Despite the heavy thunderstorms overnight, it was still hot and muggy the next morning. We were up early and on the road for the short drive to Dachau. Walking round the first of the Nazi concentration camps might not be the most cheerful way to spend a Sunday, but it’s important that we don’t forget the evil that took place in our very recent history.
Admission is free, and we chose to pay for the audio guide handsets. Walking through the “Arbeit Macht Frei” gate, we found ourselves in the huge parade ground used for the twice-daily roll calls. We were in time to catch an English language showing of a black and white newsreel-style film from the 60’s, telling the story from Hitler’s rise to power through to the liberation of the camp by the Americans in April 1945. Opened in 1933, well before war broke out, Dachau was the prototype for all of the other concentration camps which followed. Early inmates were mainly political prisoners, communists and the like, but as time went on extended to the clergy, gypsies, homosexuals and, of course, Jews. It really is a horrific story, but even now I still find it hard to believe that all this was happening just 20 years before I was born.
Once the film was over, we walked around the grounds reading the information boards and listening to the audio guide. It really was harrowing to stand in the vast room where dead corpses were once piled high, and to then walk into the next room and see the four ovens where the bodies were cremated, three or four at a time in each one. It’s hard to comprehend man’s inhumanity towards other men.
Before leaving, we made our way to the museum and spent a while viewing the displays, but there really is too much information to take in all at once – you could easily spend a whole day there. By early afternoon we’d seen enough, and it had become very busy with visitors arriving by the coach load, so we called it a day.
It was only about 20 minutes drive from Dachau to the Allianz Area, home to Bayern Munich, on the outskirts of the city. It’s a really well designed complex, with its own exit from the motorway and situated a short distance from the U-Bahn station with trains into the city centre. An area of the car park is dedicated as a stellplatz, and for €15 a night you can park and take advantage of the free electric hook up, so it’s a very popular with motorhomers wanting to visit Munich.
We set the alarm so that we were up nice and early the next morning, catching the 8:59 into the city centre.
Neither of us had been to Munich before, so all we knew about the place was what we’d read in the Lonely Planet book, but what we did know is that there simply wasn’t time to see everything in a single day, and so we focused on visiting the old town and the English Gardens.

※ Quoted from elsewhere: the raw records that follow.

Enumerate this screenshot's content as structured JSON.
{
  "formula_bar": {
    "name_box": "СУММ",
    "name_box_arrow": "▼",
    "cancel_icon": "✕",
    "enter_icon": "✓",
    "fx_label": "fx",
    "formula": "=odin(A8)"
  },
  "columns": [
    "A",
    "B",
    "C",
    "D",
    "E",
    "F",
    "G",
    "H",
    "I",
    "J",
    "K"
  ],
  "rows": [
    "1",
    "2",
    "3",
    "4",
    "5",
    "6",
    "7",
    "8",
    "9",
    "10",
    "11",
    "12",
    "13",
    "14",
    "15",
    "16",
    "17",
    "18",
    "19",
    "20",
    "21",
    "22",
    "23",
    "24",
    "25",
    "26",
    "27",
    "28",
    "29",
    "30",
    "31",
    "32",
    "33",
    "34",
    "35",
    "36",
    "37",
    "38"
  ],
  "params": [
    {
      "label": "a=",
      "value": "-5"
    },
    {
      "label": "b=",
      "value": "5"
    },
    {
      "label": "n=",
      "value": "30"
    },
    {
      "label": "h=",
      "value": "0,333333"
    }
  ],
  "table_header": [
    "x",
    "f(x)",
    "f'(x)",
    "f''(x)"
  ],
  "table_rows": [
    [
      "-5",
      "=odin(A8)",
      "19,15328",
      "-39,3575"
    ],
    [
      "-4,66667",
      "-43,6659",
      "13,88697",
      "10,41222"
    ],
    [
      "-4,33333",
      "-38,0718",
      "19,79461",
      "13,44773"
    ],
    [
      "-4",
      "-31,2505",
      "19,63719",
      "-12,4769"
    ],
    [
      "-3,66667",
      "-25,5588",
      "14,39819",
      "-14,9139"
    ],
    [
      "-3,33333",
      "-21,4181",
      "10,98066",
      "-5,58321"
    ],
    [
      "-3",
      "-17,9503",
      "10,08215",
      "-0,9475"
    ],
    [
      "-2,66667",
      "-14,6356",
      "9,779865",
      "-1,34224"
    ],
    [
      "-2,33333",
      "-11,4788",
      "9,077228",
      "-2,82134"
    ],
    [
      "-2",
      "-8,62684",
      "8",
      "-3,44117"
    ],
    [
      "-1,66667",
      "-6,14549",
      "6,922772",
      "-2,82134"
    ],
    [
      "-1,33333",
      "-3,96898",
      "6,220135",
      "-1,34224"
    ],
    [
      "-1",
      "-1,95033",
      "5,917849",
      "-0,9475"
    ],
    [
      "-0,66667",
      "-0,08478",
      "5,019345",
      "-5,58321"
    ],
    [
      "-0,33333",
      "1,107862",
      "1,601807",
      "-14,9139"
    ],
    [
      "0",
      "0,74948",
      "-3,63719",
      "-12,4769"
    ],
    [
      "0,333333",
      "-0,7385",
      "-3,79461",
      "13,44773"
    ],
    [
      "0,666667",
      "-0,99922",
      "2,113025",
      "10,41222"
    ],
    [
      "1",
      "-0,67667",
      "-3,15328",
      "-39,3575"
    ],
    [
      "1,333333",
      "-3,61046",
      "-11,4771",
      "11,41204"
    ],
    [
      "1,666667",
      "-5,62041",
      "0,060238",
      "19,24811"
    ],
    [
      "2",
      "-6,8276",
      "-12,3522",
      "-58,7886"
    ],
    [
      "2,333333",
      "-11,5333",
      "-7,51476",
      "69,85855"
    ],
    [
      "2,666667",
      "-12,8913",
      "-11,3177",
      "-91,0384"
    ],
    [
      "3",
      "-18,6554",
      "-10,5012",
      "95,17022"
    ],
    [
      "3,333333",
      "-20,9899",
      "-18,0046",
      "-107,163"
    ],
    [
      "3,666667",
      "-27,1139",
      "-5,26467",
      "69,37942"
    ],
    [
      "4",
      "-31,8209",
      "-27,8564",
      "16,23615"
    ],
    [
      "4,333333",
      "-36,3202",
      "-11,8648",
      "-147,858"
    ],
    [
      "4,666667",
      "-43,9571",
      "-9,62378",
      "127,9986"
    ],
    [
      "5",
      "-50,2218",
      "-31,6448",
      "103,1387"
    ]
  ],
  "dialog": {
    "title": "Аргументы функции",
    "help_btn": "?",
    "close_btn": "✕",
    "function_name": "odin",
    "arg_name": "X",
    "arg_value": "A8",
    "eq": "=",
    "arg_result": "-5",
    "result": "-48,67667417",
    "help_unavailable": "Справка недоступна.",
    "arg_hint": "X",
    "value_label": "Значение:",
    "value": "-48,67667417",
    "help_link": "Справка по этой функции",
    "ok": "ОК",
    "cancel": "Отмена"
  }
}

Getting off the U-Bahn, we found the tourist information office in the Rathaus and paid €0.50 for a tourist map. We took a circular route through the old town to the English Gardens and back, stopping for a coffee on the way there and lunch on the way back, where we sampled the local sausages which were delicious.
Munich has a sizeable Turkish population to the west of town and, as we’ve been craving a Turkish dinner for a while now, we looked up a restaurant on the interweb within walking distance, and sure enough we found one with rave reviews. We went to check it out mid-afternoon and it was more canteen than restaurant, but packed full of mainly Turkish customers, a sure sign that it was good.
We spent the rest of the afternoon strolling around the shops in the old town, taking a break to do some people watching.
Back at the Turkish restaurant we both went for the doner kebab with rice and salad and we thoroughly enjoyed it. I should point out that the doner meat was very different to that which gets served after pub kicking out time in quality take away establishments and vans all over the UK, as it was made up of actual slices of chicken meat.
By the time we made it back to the van we’d walked over 12 miles over the course of the day, so were only too happy to get the chairs out and crack open a beer.
Bad Aibling was a stopping point on the way to Austrian border near Salzburg. We chose it because it had a good stellplatz, and we weren’t disappointed. We arrived at around midday and bagged a good spot and went for a walk into town once the weather had cooled.
There are loads of towns in Germany called Bad- something or other. Bad translates as Bath, and the towns are rather like the spa towns in the UK, though there are rather a lot more of them here. Like many of these towns, Bad Aibling has a big spa complex using water from the thermal spring. After we’d had dinner I went to the outdoor baths for a swim. I’m rubbish at swimming, but thought it would be rude not to go swimming in at least one of these towns. It has started raining, so I was the only one there and had the pool to myself. The water was a nice 25˚C and it made a nice change to be able to swim without chlorine stinking the place out and stinging my eyes.
We’re now going to treat ourselves to a mini-break based at the stellplatz of another Bad – this time Bad Reichenhall. Tomorrow we will be catching the train across the border into Salzburg, the birthplace of Mozart; on Friday we’ll be catching the bus to Berchesgaden; and on Saturday we’ll spend the day in Bad Reichenhall itself.